┌──

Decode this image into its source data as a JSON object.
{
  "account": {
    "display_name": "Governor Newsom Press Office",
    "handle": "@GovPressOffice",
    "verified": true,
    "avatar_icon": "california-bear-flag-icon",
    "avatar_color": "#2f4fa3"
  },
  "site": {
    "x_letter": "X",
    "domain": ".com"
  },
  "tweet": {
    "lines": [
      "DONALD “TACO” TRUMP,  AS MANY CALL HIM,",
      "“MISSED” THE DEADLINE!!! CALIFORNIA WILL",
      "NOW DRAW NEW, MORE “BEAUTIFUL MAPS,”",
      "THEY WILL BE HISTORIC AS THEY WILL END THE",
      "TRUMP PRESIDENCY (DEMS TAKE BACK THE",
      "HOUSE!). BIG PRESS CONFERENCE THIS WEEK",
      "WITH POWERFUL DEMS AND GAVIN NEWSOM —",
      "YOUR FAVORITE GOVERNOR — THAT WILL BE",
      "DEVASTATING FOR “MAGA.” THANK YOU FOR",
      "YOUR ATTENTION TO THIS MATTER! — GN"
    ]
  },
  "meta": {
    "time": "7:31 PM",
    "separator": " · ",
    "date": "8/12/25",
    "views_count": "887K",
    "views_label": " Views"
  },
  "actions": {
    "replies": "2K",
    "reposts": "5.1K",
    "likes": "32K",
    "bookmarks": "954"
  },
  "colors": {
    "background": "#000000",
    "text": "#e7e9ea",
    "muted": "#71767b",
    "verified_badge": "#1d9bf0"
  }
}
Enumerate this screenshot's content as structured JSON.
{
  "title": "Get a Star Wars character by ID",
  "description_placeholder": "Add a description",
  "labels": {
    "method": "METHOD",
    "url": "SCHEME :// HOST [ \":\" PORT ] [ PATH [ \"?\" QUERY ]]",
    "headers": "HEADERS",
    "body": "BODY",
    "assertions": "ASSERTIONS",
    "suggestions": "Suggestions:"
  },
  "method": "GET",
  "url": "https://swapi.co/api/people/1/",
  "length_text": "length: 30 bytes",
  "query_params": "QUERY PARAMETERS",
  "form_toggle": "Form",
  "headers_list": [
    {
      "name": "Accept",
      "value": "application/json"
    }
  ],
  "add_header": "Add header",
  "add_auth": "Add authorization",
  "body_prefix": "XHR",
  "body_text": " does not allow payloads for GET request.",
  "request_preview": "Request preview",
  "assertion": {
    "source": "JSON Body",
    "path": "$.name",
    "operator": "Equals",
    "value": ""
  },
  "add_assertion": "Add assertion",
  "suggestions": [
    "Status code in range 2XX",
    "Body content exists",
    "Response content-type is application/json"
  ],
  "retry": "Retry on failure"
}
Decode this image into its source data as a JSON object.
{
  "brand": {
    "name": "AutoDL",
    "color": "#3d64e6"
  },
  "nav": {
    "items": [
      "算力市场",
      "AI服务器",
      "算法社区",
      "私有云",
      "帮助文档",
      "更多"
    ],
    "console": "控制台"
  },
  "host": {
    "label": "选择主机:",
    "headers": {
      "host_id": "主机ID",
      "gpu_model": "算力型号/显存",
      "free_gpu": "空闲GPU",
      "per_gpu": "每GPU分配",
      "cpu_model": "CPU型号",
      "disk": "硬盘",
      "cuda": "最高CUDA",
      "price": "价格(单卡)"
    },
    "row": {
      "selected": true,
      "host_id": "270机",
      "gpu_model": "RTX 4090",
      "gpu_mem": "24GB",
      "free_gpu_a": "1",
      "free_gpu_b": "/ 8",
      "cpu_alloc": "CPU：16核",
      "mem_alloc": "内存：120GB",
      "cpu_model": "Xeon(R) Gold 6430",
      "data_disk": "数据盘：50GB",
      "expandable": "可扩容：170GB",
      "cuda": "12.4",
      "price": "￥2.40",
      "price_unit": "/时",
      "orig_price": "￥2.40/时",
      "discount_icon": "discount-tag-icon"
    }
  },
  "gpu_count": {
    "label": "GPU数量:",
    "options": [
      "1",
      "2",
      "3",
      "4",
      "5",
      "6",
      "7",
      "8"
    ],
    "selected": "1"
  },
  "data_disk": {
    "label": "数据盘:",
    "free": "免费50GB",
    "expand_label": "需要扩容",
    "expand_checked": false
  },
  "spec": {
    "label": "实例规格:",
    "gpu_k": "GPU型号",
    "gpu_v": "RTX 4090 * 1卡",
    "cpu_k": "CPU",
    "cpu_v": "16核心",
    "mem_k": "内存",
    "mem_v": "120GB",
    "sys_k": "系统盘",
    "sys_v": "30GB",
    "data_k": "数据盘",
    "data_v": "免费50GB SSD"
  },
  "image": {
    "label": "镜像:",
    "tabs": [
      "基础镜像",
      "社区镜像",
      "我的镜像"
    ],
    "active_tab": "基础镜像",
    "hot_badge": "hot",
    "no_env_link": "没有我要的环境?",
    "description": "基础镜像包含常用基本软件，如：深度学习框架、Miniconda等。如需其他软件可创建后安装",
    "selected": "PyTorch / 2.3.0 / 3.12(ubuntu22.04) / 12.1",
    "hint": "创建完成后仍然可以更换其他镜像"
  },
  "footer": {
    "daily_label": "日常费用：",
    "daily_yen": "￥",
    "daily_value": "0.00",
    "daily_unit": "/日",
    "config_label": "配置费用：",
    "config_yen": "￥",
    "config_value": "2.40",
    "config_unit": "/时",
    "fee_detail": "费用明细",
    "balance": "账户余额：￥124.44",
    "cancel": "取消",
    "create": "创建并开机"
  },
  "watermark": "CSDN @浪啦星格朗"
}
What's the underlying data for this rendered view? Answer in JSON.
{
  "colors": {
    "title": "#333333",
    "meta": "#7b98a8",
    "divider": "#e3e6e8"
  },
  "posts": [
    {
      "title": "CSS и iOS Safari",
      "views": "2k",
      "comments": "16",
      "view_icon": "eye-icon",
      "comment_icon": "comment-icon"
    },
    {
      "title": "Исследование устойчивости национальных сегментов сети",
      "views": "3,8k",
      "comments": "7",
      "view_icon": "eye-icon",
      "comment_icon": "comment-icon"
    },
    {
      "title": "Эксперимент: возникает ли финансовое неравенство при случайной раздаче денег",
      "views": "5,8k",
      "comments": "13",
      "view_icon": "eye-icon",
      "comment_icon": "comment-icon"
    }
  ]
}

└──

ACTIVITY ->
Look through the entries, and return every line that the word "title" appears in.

ANSWER TO THIS EXERCISE ->
  "title": "Get a Star Wars character by ID",
    "title": "#333333",
      "title": "CSS и iOS Safari",
      "title": "Исследование устойчивости национальных сегментов сети",
      "title": "Эксперимент: возникает ли финансовое неравенство при случайной раздаче денег",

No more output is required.